  • Using deep narrow-band (NB) imaging and optical spectroscopy from the Keck telescope and MMT, we identify a sample of 20 emission-line galaxies at z = 0.065-0.90 where the weak auroral emission line, [O III] λ4363, is detected at ≥3σ. These detections allow us to determine the gas-phase metallicity using the 'direct' method. With electron temperature measurements, and dust attenuation corrections from Balmer decrements, we find that four of these low-mass galaxies are extremely metal-poor with 12 + log (O/H) ≤ 7.65 or one-tenth solar. Our most metal-deficient galaxy has 12 + log (O/H) = 7.24{sub −0.30}{sup +0.45} (95% confidence), similarmore » to some of the lowest metallicity galaxies identified in the local universe. We find that our galaxies are all undergoing significant star formation with average specific star formation rate (SFR) of (100 Myr){sup –1}, and that they have high central SFR surface densities (average of 0.5 M {sub ☉} yr{sup –1} kpc{sup –2}). In addition, more than two-thirds of our galaxies have between one and four nearby companions within a projected radius of 100 kpc, which we find is an excess among star-forming galaxies at z = 0.4-0.85. We also find that the gas-phase metallicities for a given stellar mass and SFR lie systematically lower than the local M {sub *}-Z-(SFR) relation by ≈0.2 dex (2σ significance). These results are partly due to selection effects, since galaxies with strong star formation and low metallicity are more likely to yield [O III] λ4363 detections.
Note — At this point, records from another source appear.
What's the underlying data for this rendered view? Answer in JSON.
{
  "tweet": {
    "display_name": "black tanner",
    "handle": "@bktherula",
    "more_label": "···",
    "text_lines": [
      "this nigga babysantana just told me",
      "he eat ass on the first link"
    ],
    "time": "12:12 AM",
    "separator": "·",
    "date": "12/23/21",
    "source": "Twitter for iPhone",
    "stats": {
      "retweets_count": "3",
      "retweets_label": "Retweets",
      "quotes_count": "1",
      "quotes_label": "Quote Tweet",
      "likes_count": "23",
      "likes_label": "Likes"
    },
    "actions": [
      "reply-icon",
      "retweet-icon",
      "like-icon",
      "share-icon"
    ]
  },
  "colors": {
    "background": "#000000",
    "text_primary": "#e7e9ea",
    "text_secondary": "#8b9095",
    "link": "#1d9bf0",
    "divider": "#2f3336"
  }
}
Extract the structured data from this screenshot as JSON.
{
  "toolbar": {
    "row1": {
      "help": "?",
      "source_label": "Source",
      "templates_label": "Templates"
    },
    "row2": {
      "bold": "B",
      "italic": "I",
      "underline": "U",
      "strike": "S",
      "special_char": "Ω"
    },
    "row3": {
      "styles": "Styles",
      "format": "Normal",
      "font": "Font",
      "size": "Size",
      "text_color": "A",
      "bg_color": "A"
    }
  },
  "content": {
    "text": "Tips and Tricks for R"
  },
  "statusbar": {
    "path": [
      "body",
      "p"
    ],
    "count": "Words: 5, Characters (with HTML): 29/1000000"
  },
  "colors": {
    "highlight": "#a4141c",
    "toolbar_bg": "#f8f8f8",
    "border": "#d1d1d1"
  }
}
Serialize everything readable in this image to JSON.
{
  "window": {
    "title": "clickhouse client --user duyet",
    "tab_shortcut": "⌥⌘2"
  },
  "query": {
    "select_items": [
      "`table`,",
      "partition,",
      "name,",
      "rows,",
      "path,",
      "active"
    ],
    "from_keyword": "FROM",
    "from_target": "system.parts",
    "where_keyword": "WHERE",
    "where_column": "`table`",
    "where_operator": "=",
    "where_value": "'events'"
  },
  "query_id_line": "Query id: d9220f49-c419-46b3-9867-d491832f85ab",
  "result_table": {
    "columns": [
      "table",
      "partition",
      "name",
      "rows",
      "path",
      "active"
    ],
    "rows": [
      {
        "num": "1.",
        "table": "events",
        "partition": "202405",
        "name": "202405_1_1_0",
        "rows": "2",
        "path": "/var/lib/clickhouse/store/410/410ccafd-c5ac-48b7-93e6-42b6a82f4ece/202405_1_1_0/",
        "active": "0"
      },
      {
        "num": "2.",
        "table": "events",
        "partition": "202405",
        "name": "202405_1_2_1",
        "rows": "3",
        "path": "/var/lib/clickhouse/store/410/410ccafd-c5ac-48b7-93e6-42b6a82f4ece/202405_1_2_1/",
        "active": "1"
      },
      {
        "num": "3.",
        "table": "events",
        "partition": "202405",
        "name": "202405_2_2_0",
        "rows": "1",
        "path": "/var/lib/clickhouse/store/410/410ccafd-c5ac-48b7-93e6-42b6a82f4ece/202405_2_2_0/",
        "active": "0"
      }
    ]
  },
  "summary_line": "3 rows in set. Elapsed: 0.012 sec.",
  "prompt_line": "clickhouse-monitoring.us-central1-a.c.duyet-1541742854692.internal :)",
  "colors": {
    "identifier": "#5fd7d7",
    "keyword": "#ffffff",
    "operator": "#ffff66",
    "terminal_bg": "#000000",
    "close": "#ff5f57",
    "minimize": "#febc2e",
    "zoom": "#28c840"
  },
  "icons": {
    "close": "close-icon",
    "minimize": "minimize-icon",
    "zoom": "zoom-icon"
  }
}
Finally, the observed higher ionization parameter and high electron density suggest that they are lower redshift analogs to typical z ≳ 1 galaxies.« less
  • The Sloan Digital Sky Survey IV extended Baryonic Oscillation Spectroscopic Survey (SDSS-IV/eBOSS) will observe 195,000 emission-line galaxies (ELGs) to measure the Baryonic Acoustic Oscillation standard ruler (BAO) at redshift 0.9. To test different ELG selection algorithms, 9,000 spectra were observed with the SDSS spectrograph as a pilot survey based on data from several imaging surveys. First, using visual inspection and redshift quality flags, we show that the automated spectroscopic redshifts assigned by the pipeline meet the quality requirements for a reliable BAO measurement. We also show the correlations between sky emission, signal-to-noise ratio in the emission lines, and redshift error.more » Then we provide a detailed description of each target selection algorithm we tested and compare them with the requirements of the eBOSS experiment. As a result, we provide reliable redshift distributions for the different target selection schemes we tested. Lastly, we determine an target selection algorithms that is best suited to be applied on DECam photometry because they fulfill the eBOSS survey efficiency requirements.« less